|Title||Particle migration in laminar shear fields : A new basis for large scale separation technology?|
|Author(s)||Schroën, Karin; Dinther, Anna van; Stockmann, Regine|
|Source||Separation and Purification Technology 174 (2017). - ISSN 1383-5866 - p. 372 - 388.|
Food Process Engineering
|Publication type||Refereed Article in a scientific journal|
|Keyword(s)||Membrane separation - Micro channels - Particle migration - Separation process - Shear induced diffusion|

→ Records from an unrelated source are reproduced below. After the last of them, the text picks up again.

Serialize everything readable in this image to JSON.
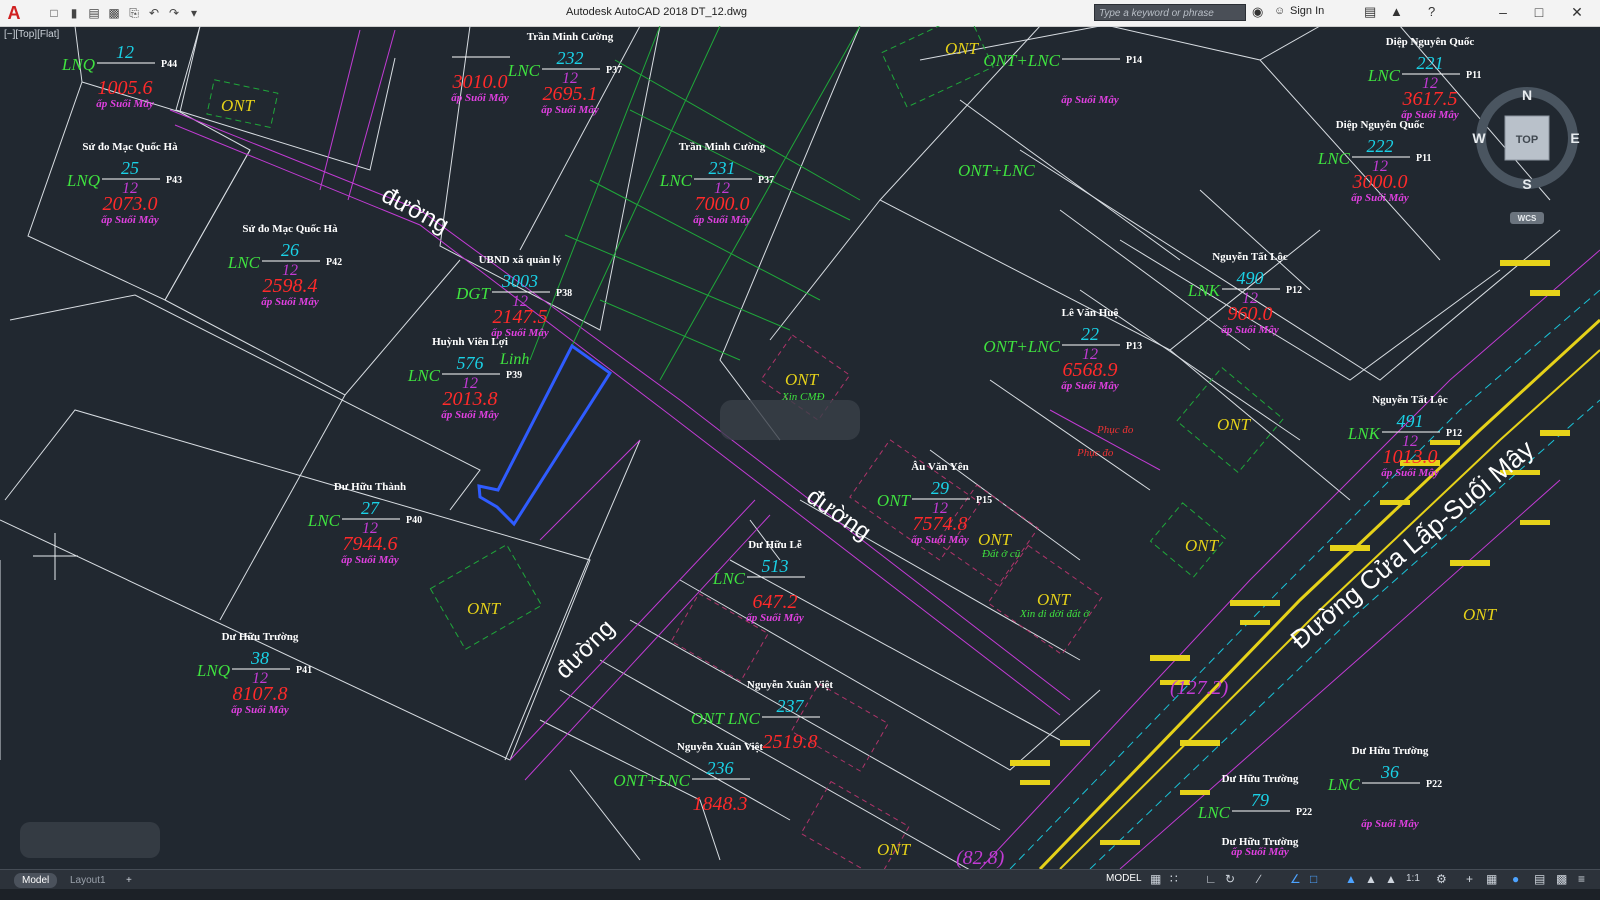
{
  "app": {
    "title": "Autodesk AutoCAD 2018    DT_12.dwg",
    "search_placeholder": "Type a keyword or phrase",
    "signin_label": "Sign In",
    "logo": "A",
    "viewport_label": "[−][Top][Flat]"
  },
  "viewcube": {
    "n": "N",
    "s": "S",
    "e": "E",
    "w": "W",
    "top": "TOP",
    "wcs": "WCS"
  },
  "status": {
    "tab_model": "Model",
    "tab_layout": "Layout1",
    "tab_add": "+",
    "model_button": "MODEL",
    "scale": "1:1"
  },
  "drawing": {
    "roads": {
      "road1": "đường",
      "road2": "đường",
      "road3": "đường",
      "main": "Đường Cửa Lấp-Suối Mây"
    },
    "zones": {
      "ont1": "ONT",
      "ont2": "ONT",
      "ont3": "ONT",
      "ont4": "ONT",
      "ont5": "ONT",
      "ont6": "ONT",
      "ont7": "ONT",
      "ont8": "ONT",
      "ont9": "ONT",
      "ontlnc1": "ONT+LNC",
      "linh": "Linh",
      "xin_cmd": "Xin CMĐ",
      "xin_di_doi": "Xin di dời đất ở",
      "dat_o_cu": "Đất ở cũ",
      "phuc_do1": "Phục đo",
      "phuc_do2": "Phục đo",
      "dim1": "(127.2)",
      "dim2": "(82.8)"
    },
    "parcels": [
      {
        "owner": "",
        "type": "LNQ",
        "num": "12",
        "area": "1005.6",
        "sheet": "P44",
        "loc": "ấp Suối Mây"
      },
      {
        "owner": "Trần Minh Cường",
        "type": "LNC",
        "num": "232",
        "sheet_num": "12",
        "area": "2695.1",
        "sheet": "P37",
        "loc": "ấp Suối Mây"
      },
      {
        "owner": "Trần Minh Cường",
        "type": "LNC",
        "num": "231",
        "sheet_num": "12",
        "area": "7000.0",
        "sheet": "P37",
        "loc": "ấp Suối Mây"
      },
      {
        "owner": "Sử đo Mạc Quốc Hà",
        "type": "LNQ",
        "num": "25",
        "sheet_num": "12",
        "area": "2073.0",
        "sheet": "P43",
        "loc": "ấp Suối Mây"
      },
      {
        "owner": "Sử đo Mạc Quốc Hà",
        "type": "LNC",
        "num": "26",
        "sheet_num": "12",
        "area": "2598.4",
        "sheet": "P42",
        "loc": "ấp Suối Mây"
      },
      {
        "owner": "UBND xã quản lý",
        "type": "DGT",
        "num": "3003",
        "sheet_num": "12",
        "area": "2147.5",
        "sheet": "P38",
        "loc": "ấp Suối Mây"
      },
      {
        "owner": "Huỳnh Viên Lợi",
        "type": "LNC",
        "num": "576",
        "sheet_num": "12",
        "area": "2013.8",
        "sheet": "P39",
        "loc": "ấp Suối Mây"
      },
      {
        "owner": "Dư Hữu Thành",
        "type": "LNC",
        "num": "27",
        "sheet_num": "12",
        "area": "7944.6",
        "sheet": "P40",
        "loc": "ấp Suối Mây"
      },
      {
        "owner": "Dư Hữu Trường",
        "type": "LNQ",
        "num": "38",
        "sheet_num": "12",
        "area": "8107.8",
        "sheet": "P41",
        "loc": "ấp Suối Mây"
      },
      {
        "owner": "Âu Văn Yên",
        "type": "ONT",
        "num": "29",
        "sheet_num": "12",
        "area": "7574.8",
        "sheet": "P15",
        "loc": "ấp Suối Mây"
      },
      {
        "owner": "Lê Văn Huệ",
        "type": "ONT+LNC",
        "num": "22",
        "sheet_num": "12",
        "area": "6568.9",
        "sheet": "P13",
        "loc": "ấp Suối Mây"
      },
      {
        "owner": "Diệp Nguyên Quốc",
        "type": "LNC",
        "num": "221",
        "sheet_num": "12",
        "area": "3617.5",
        "sheet": "P11",
        "loc": "ấp Suối Mây"
      },
      {
        "owner": "Diệp Nguyên Quốc",
        "type": "LNC",
        "num": "222",
        "sheet_num": "12",
        "area": "3000.0",
        "sheet": "P11",
        "loc": "ấp Suối Mây"
      },
      {
        "owner": "Nguyễn Tất Lộc",
        "type": "LNK",
        "num": "490",
        "sheet_num": "12",
        "area": "960.0",
        "sheet": "P12",
        "loc": "ấp Suối Mây"
      },
      {
        "owner": "Nguyễn Tất Lộc",
        "type": "LNK",
        "num": "491",
        "sheet_num": "12",
        "area": "1013.0",
        "sheet": "P12",
        "loc": "ấp Suối Mây"
      },
      {
        "owner": "Dư Hữu Trường",
        "type": "LNC",
        "num": "36",
        "sheet_num": "",
        "area": "",
        "sheet": "P22",
        "loc": "ấp Suối Mây"
      },
      {
        "owner": "Dư Hữu Trường",
        "type": "LNC",
        "num": "79",
        "sheet_num": "",
        "area": "",
        "sheet": "P22",
        "loc": "ấp Suối Mây"
      },
      {
        "owner": "Dư Hữu Trường",
        "type": "LNC",
        "num": "",
        "sheet_num": "",
        "area": "",
        "sheet": "P22",
        "loc": ""
      },
      {
        "owner": "Nguyễn Xuân Việt",
        "type": "ONT LNC",
        "num": "237",
        "sheet_num": "",
        "area": "2519.8",
        "sheet": "",
        "loc": ""
      },
      {
        "owner": "Nguyễn Xuân Việt",
        "type": "ONT+LNC",
        "num": "236",
        "sheet_num": "",
        "area": "1848.3",
        "sheet": "",
        "loc": ""
      },
      {
        "owner": "Dư Hữu Lễ",
        "type": "LNC",
        "num": "513",
        "sheet_num": "",
        "area": "647.2",
        "sheet": "",
        "loc": "ấp Suối Mây"
      },
      {
        "owner": "",
        "type": "ONT+LNC",
        "num": "",
        "sheet_num": "",
        "area": "",
        "sheet": "P14",
        "loc": "ấp Suối Mây"
      },
      {
        "owner": "",
        "type": "",
        "num": "",
        "sheet_num": "",
        "area": "3010.0",
        "sheet": "",
        "loc": "ấp Suối Mây"
      }
    ]
  }
}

Particles and droplets of micrometre scale are present in many industrial products and processes, where they can be either part of the product (e.g. emulsion droplets), need to be separated in order to be further utilised in product formulations (e.g. starch particles of specific size or oil from enhanced recovery emulsions) or discarded as waste (such as cleaning liquids that contain small oil droplets or other particulates). In large scale operation the attention is primarily directed toward the throughput of a system, and dimensions of production lines are generally orders of magnitude different from that of the particles or droplets. Whereas the overall flow behaviour in large scale operation is well-understood, that of particles/droplets on micrometre scale is just coming of age, with many new developments in microfluidics and membrane separation adding to the knowledge base. In this review, we give an overview of the current advances that in our opinion underpin the development of novel as well as improvement of existing separation technologies. For this we highlight the micrometre, and sometimes nanometre scale as is customary in interface and colloid science, but is rather of the beaten path in engineering. We will show that when small scales are taken as a starting point, drastically new approaches may become feasible and offer solutions for large scale separation. First, we discuss particle behaviour in general terms; the computational models and experimental data from literature both indicate that in defined flow fields, particles segregate based on their size, but the effect of operational parameters on this segregation is not well understood. Next, we relate these findings to membrane and microfluidic separation processes and illustrate with concrete examples how these processes may benefit from this knowledge. In addition to the behaviour of solid particles as discussed for experiments and simulations, we also touch upon the expected effects of deformability of particles and geometry variations on the separation performance. In a concluding section we estimate dimensions and energy requirements of processes based on these new insights, and show that the amount of energy saved (up to 70% compared to conventional microfiltration) is an important aspect of processes that are designed around particle behaviour in laminar flow fields; therewith highlighting the importance of investigations at the relevant scale.